I don’t think anyone really believed that first-world medicine could cure any case of Ebola. The two Spanish missionaries who died after they’d returned to Spain were proof enough of that. But if you were under the impression that American hospitals are miracle-workers, you can discard that impression now.

Duncan, the first person ever diagnosed with Ebola in the United States, died at 7:51 a.m., according to Texas Health Presbyterian Hospital in Dallas.

“He fought courageously in this battle,” the hospital said in a statement.” Our professionals, the doctors and nurses in the unit, as well as the entire Texas Health Presbyterian Hospital Dallas community, are also grieving his passing. We have offered the family our support and condolences at this difficult time.”

Meanwhile, in Spain, the nurse who contracted Ebola from one of those missionaries told a newspaper that she’s feeling “a little better” recently — but said she has no idea how she picked up the virus. She changed one of the missionaries’ diapers and handled some of his belongings after he passed away, but she insists she took every precaution that the hospital mandated. Is she wrong? Or were the hospital’s precautions substandard?

Health workers at the Carlos III Hospital protested on Tuesday, and others have raised concerns that the protective suits used by workers treating Ebola patients at the facility are not adequate. According to the Spanish newspaper El Pais, hospital staff provided photos of protective suits that use latex gloves attached using tape. Hospital staff members told the paper that the protective equipment should have been completely impermeable, but that it was not. The workers also said that the suits did not allow for autonomous breathing…
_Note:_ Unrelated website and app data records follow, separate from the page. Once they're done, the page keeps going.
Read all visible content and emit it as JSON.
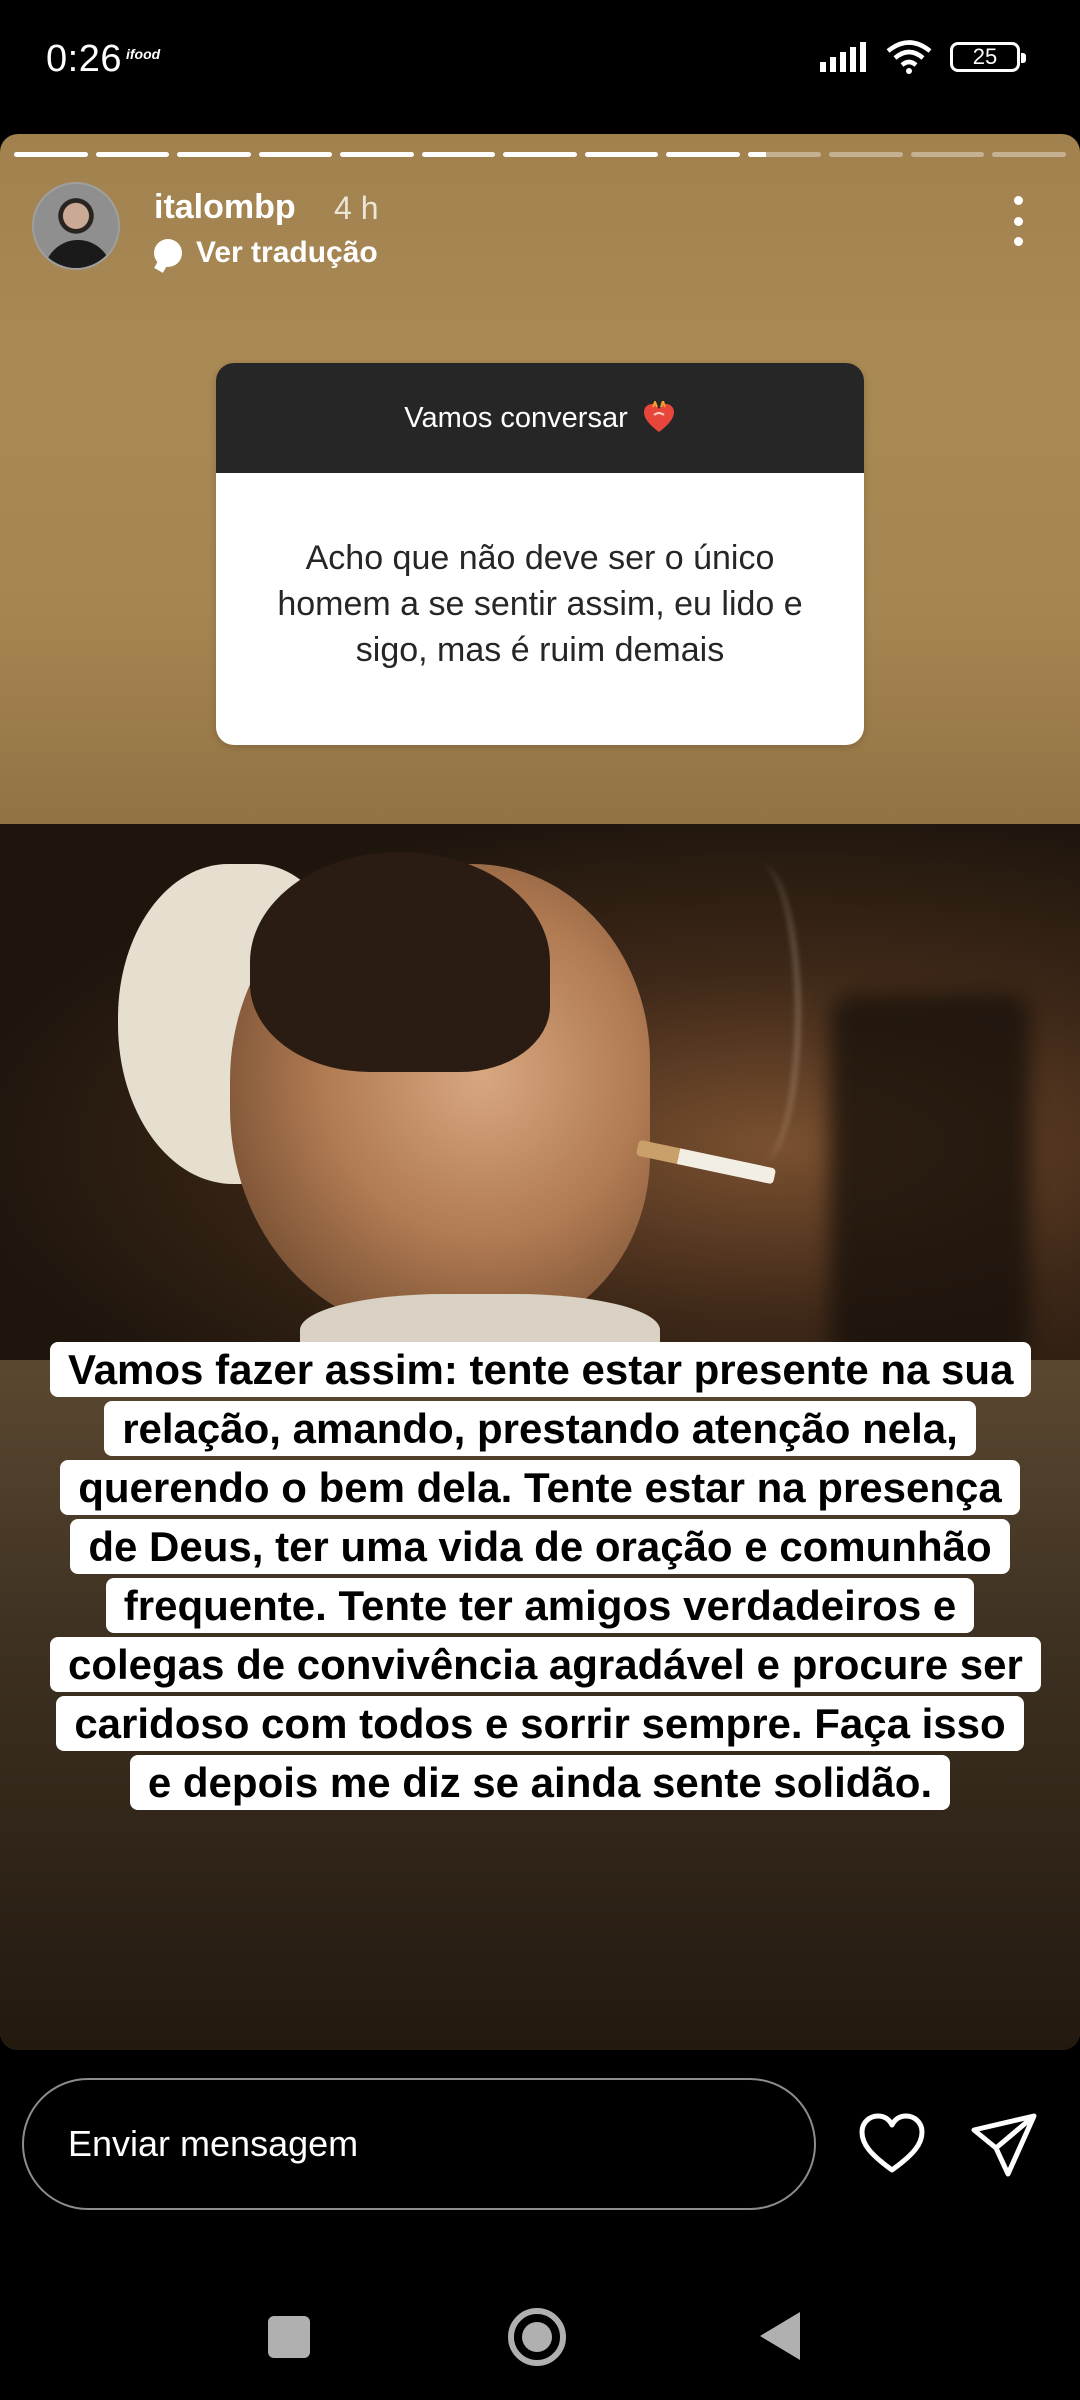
{
  "status_bar": {
    "time": "0:26",
    "app_badge": "ifood",
    "battery": "25"
  },
  "story": {
    "progress": {
      "segments": 13,
      "completed": 9,
      "current_fill": 0.25
    },
    "header": {
      "username": "italombp",
      "time_ago": "4 h",
      "translate_label": "Ver tradução"
    },
    "question": {
      "title": "Vamos conversar",
      "body": "Acho que não deve ser o único homem a se sentir assim, eu lido e sigo, mas é ruim demais",
      "heart_color": "#e8463b"
    },
    "caption": "Vamos fazer assim: tente estar presente na sua relação, amando, prestando atenção nela, querendo o bem dela. Tente estar na presença de Deus, ter uma vida de oração e comunhão frequente. Tente ter amigos verdadeiros e colegas de convivência agradável e procure ser caridoso com todos e sorrir sempre. Faça isso e depois me diz se ainda sente solidão."
  },
  "reply_bar": {
    "placeholder": "Enviar mensagem"
  },
  "icons": {
    "like": "heart-outline-icon",
    "send": "paper-plane-icon",
    "more": "more-vertical-icon"
  },
  "colors": {
    "story_top": "#a1814e",
    "story_bottom": "#23190f",
    "sticker_header": "#262626"
  }
}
Hospital staff also alleged that waste from the patient’s room was removed using an elevator that was shared by all hospital personnel, according to the Guardian.

One expert speculates that she might have taken proper precautions while treating the missionary but not when she was removing the protective clothing that she’d worn in his presence. Another tells CNN that it could be as simple as a defect in one of her rubber gloves or as complicated as the nurse having screwed up in a major way somehow and not wanting people to know. The fact that even a medical professional with more than 10 years of experience is claiming publicly that she doesn’t know how she caught the bug won’t reassure a jittery public about modes of transmission, though.

Speaking of which, per Gallup, 22 percent of Americans say they’re worried about getting Ebola while 61 percent say they’re at least somewhat confident in the feds’ ability to handle the risk. Expect those numbers to move slightly north and south, respectively, with the news today about Duncan.